[SOURCE RECORDS]

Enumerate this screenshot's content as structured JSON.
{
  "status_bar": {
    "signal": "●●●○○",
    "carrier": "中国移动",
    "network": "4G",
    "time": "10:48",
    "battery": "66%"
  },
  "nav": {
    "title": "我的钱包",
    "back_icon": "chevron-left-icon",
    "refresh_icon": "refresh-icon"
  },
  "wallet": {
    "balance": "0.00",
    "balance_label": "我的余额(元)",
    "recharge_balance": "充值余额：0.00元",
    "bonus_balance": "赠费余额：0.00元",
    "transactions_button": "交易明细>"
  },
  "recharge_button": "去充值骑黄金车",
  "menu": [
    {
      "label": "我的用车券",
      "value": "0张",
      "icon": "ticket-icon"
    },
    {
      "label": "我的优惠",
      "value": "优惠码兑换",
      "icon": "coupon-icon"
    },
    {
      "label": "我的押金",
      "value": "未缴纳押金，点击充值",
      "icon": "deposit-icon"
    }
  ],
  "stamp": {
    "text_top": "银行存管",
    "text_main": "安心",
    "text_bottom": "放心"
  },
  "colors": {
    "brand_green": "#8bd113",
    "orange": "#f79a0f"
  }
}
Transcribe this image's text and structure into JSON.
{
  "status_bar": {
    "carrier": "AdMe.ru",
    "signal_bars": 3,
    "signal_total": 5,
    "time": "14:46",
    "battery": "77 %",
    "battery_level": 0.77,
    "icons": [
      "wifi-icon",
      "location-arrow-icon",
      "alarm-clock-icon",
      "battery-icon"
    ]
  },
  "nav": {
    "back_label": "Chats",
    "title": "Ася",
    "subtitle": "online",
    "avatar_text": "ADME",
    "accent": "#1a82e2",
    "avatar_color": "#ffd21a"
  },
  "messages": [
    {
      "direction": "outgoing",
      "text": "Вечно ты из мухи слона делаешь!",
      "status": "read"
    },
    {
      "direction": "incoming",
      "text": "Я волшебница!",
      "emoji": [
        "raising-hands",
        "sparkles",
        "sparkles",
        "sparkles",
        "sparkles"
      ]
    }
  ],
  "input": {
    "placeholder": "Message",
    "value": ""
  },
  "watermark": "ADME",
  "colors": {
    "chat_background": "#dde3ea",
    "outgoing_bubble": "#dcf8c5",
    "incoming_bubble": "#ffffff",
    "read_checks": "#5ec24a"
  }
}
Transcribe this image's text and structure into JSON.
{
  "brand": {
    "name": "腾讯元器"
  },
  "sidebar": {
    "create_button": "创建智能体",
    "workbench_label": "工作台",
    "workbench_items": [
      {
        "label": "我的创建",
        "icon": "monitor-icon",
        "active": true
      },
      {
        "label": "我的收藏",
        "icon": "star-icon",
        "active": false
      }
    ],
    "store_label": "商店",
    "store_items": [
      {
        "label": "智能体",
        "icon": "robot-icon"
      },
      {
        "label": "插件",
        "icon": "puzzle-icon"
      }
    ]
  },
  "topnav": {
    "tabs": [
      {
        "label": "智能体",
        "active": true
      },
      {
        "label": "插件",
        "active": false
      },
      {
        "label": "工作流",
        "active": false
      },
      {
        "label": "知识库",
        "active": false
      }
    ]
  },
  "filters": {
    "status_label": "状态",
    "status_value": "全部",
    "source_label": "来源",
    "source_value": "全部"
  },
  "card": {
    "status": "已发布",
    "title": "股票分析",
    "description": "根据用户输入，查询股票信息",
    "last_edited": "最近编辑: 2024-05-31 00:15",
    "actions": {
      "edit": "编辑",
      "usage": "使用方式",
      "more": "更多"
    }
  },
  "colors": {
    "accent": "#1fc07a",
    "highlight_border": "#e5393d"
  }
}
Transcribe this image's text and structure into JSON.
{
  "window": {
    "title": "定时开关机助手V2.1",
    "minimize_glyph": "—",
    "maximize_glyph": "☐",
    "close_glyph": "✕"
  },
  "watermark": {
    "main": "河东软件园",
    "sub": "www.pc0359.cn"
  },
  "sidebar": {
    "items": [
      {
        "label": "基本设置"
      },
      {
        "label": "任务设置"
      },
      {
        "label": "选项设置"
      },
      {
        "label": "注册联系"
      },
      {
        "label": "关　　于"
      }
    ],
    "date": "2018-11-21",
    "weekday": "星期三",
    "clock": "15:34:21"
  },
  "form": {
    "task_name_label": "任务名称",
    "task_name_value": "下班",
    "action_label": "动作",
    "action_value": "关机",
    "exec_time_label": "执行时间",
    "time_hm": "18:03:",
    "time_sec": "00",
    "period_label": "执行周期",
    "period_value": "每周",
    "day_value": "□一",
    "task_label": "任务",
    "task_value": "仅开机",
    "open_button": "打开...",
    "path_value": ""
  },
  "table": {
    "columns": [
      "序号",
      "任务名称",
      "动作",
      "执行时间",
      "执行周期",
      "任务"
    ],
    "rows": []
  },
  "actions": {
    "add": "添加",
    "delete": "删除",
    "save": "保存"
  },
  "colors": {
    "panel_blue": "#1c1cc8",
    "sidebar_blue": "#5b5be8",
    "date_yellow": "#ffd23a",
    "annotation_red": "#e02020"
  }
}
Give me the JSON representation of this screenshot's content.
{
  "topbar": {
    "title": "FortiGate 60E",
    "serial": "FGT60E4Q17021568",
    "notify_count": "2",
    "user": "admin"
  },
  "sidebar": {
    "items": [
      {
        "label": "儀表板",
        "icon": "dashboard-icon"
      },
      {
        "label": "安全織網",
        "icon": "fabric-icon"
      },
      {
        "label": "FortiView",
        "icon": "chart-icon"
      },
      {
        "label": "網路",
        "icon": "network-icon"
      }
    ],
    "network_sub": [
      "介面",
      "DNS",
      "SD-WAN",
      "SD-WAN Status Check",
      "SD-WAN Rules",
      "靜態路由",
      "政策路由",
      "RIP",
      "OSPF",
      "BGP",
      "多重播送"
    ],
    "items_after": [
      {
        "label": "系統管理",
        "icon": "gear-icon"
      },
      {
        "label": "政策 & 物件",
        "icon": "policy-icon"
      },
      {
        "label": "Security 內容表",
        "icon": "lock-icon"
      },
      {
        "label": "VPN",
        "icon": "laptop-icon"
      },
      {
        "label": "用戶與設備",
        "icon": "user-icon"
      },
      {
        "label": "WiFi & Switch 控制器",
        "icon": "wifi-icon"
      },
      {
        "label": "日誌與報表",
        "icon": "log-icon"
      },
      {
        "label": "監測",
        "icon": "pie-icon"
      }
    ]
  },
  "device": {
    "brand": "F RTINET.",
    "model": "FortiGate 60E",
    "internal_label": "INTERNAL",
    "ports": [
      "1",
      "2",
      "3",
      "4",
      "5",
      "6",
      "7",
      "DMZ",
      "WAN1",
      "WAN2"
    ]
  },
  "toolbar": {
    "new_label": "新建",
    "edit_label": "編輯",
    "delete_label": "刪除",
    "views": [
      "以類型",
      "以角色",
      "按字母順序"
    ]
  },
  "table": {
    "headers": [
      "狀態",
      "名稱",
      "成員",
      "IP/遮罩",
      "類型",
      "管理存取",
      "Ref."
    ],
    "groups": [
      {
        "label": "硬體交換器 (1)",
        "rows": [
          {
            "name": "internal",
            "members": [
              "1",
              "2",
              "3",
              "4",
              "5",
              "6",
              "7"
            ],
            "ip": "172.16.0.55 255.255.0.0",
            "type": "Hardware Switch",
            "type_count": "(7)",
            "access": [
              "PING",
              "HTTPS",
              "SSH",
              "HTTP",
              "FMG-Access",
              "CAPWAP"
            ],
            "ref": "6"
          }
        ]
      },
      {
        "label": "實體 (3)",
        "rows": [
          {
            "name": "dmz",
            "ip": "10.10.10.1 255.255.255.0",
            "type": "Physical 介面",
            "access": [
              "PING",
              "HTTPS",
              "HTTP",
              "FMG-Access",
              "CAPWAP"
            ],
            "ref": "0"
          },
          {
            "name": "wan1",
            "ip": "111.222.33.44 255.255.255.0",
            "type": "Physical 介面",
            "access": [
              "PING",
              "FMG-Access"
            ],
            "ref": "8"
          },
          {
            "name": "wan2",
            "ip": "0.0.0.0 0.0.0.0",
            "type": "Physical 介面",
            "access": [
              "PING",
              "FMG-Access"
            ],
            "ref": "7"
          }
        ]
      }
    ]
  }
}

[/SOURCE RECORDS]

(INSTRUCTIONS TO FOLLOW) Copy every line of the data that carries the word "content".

(RESULT OF THE TASK)
Enumerate this screenshot's content as structured JSON.
Give me the JSON representation of this screenshot's content.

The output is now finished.